● **Problem details**: Write out all the entries below without any change.

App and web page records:
= Beginning of Section =
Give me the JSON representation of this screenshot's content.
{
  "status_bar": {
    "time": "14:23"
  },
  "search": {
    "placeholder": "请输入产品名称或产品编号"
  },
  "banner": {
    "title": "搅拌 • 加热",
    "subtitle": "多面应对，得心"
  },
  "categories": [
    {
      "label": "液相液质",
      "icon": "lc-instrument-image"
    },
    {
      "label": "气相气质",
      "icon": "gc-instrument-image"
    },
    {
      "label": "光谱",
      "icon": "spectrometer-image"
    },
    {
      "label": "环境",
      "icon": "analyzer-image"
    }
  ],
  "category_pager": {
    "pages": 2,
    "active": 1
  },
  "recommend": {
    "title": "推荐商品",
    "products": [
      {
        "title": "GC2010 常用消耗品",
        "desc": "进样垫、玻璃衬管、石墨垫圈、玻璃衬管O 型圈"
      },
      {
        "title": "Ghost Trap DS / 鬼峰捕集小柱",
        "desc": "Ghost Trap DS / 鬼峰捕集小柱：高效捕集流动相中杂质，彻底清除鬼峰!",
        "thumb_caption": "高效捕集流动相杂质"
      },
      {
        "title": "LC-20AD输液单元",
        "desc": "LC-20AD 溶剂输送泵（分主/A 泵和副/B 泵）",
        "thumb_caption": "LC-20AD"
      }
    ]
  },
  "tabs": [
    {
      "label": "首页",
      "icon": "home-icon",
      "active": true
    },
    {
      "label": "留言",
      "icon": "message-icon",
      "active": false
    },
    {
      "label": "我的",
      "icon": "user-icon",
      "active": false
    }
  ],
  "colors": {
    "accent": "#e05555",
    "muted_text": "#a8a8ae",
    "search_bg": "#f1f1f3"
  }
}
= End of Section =
● **Reply to the task**:
Give me the JSON representation of this screenshot's content.
{
  "status_bar": {
    "time": "14:23"
  },
  "search": {
    "placeholder": "请输入产品名称或产品编号"
  },
  "banner": {
    "title": "搅拌 • 加热",
    "subtitle": "多面应对，得心"
  },
  "categories": [
    {
      "label": "液相液质",
      "icon": "lc-instrument-image"
    },
    {
      "label": "气相气质",
      "icon": "gc-instrument-image"
    },
    {
      "label": "光谱",
      "icon": "spectrometer-image"
    },
    {
      "label": "环境",
      "icon": "analyzer-image"
    }
  ],
  "category_pager": {
    "pages": 2,
    "active": 1
  },
  "recommend": {
    "title": "推荐商品",
    "products": [
      {
        "title": "GC2010 常用消耗品",
        "desc": "进样垫、玻璃衬管、石墨垫圈、玻璃衬管O 型圈"
      },
      {
        "title": "Ghost Trap DS / 鬼峰捕集小柱",
        "desc": "Ghost Trap DS / 鬼峰捕集小柱：高效捕集流动相中杂质，彻底清除鬼峰!",
        "thumb_caption": "高效捕集流动相杂质"
      },
      {
        "title": "LC-20AD输液单元",
        "desc": "LC-20AD 溶剂输送泵（分主/A 泵和副/B 泵）",
        "thumb_caption": "LC-20AD"
      }
    ]
  },
  "tabs": [
    {
      "label": "首页",
      "icon": "home-icon",
      "active": true
    },
    {
      "label": "留言",
      "icon": "message-icon",
      "active": false
    },
    {
      "label": "我的",
      "icon": "user-icon",
      "active": false
    }
  ],
  "colors": {
    "accent": "#e05555",
    "muted_text": "#a8a8ae",
    "search_bg": "#f1f1f3"
  }
}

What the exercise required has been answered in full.